• **PROBLEM STATEMENT**
Examine the listing below and state how many of its lines contain the word "Landtag". Write only the number.
INPUT DATA Start Marker
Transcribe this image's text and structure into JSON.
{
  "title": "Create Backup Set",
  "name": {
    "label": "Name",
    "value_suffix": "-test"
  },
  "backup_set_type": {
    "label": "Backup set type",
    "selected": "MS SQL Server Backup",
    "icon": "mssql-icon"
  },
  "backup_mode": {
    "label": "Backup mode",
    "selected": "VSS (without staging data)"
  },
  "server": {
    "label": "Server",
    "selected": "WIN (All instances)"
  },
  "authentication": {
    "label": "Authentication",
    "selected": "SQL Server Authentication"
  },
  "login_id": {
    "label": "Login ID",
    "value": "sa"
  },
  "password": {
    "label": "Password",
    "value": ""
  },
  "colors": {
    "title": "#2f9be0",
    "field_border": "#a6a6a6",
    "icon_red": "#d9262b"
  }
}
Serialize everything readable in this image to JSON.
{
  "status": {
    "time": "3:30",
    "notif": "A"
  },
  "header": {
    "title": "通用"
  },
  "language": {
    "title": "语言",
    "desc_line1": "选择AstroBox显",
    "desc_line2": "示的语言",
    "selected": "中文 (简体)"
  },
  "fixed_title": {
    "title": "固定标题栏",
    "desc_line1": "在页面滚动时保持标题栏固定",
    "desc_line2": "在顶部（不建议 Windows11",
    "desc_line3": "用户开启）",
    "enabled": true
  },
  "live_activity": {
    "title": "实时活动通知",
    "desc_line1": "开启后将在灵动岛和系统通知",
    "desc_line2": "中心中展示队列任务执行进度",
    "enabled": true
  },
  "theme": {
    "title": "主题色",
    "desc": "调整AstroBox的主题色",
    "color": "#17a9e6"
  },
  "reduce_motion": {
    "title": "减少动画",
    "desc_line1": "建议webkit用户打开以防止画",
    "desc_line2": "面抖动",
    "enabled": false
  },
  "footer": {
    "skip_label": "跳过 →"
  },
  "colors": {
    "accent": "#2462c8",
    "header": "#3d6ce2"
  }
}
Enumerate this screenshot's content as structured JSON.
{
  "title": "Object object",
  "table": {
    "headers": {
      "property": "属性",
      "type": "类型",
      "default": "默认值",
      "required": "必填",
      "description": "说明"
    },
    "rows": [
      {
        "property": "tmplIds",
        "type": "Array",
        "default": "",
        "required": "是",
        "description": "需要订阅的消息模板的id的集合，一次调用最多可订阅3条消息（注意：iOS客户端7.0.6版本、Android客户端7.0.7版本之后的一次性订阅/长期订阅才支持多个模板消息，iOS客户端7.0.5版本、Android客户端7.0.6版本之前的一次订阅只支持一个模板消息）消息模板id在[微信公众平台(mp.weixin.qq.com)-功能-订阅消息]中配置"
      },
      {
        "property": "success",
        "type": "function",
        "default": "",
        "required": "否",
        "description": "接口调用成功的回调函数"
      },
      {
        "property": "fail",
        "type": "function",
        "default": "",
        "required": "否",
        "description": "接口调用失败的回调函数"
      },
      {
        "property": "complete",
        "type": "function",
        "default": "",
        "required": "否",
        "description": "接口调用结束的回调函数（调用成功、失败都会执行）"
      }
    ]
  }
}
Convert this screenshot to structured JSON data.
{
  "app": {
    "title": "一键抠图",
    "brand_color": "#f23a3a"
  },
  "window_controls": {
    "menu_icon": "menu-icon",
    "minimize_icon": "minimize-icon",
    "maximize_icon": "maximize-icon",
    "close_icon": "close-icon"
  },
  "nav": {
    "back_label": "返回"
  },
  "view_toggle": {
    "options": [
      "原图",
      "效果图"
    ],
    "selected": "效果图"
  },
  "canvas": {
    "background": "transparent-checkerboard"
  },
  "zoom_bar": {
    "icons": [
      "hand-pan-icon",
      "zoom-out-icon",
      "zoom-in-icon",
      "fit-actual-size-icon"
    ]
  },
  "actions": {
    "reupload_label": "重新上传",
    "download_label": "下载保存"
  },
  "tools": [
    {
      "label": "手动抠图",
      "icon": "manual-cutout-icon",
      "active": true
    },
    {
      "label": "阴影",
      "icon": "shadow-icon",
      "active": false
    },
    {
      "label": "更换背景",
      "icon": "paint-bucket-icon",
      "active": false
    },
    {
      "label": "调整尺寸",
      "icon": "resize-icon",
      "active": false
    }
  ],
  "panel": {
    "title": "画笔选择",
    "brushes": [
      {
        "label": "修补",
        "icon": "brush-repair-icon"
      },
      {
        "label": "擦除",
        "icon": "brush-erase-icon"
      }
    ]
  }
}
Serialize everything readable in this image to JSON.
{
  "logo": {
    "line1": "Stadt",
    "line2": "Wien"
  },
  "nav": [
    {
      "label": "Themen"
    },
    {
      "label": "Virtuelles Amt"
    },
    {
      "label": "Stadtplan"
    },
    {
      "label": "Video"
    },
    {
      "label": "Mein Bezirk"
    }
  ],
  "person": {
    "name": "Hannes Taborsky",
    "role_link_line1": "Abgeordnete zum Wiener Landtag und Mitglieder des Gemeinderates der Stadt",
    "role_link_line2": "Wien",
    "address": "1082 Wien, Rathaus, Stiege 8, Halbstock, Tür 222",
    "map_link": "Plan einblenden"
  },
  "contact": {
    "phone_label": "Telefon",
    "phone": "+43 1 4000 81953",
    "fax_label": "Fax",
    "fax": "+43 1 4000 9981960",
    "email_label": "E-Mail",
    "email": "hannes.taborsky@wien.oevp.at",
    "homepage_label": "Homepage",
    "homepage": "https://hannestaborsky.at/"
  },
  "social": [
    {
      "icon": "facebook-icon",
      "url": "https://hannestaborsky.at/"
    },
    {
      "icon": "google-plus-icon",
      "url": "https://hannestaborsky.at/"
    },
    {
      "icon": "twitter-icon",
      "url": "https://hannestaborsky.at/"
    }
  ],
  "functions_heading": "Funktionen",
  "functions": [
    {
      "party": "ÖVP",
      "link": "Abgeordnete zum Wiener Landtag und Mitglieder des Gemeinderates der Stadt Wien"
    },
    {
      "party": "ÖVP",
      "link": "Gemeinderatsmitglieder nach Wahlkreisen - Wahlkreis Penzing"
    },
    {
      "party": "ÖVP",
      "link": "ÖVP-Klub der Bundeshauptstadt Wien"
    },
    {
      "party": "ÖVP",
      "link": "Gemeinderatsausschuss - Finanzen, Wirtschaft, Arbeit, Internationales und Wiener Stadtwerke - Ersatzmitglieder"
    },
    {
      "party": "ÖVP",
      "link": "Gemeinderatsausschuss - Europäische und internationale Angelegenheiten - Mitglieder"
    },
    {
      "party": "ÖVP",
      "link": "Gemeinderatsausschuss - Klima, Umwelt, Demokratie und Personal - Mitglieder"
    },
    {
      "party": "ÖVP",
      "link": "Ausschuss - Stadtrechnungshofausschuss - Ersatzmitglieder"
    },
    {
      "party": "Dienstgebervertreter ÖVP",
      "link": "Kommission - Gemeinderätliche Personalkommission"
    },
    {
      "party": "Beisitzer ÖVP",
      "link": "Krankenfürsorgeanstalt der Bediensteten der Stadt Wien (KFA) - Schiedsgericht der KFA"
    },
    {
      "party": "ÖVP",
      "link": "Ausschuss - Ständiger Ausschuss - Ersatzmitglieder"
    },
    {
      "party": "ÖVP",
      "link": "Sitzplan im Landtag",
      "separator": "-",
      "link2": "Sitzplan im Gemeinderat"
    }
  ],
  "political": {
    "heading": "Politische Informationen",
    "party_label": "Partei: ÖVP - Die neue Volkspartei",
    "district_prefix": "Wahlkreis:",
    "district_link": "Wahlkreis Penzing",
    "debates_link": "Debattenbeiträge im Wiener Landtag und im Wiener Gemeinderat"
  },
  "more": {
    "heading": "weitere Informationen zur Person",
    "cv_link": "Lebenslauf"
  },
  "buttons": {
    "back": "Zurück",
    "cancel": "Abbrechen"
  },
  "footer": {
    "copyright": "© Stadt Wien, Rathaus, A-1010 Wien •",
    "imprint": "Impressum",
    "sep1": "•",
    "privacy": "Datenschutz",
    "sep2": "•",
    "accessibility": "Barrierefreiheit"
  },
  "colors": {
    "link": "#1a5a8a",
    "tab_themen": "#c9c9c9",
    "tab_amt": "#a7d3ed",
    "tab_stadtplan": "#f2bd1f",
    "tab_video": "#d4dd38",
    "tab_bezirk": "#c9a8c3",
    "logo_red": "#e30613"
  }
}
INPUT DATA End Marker
• **REPLY**
4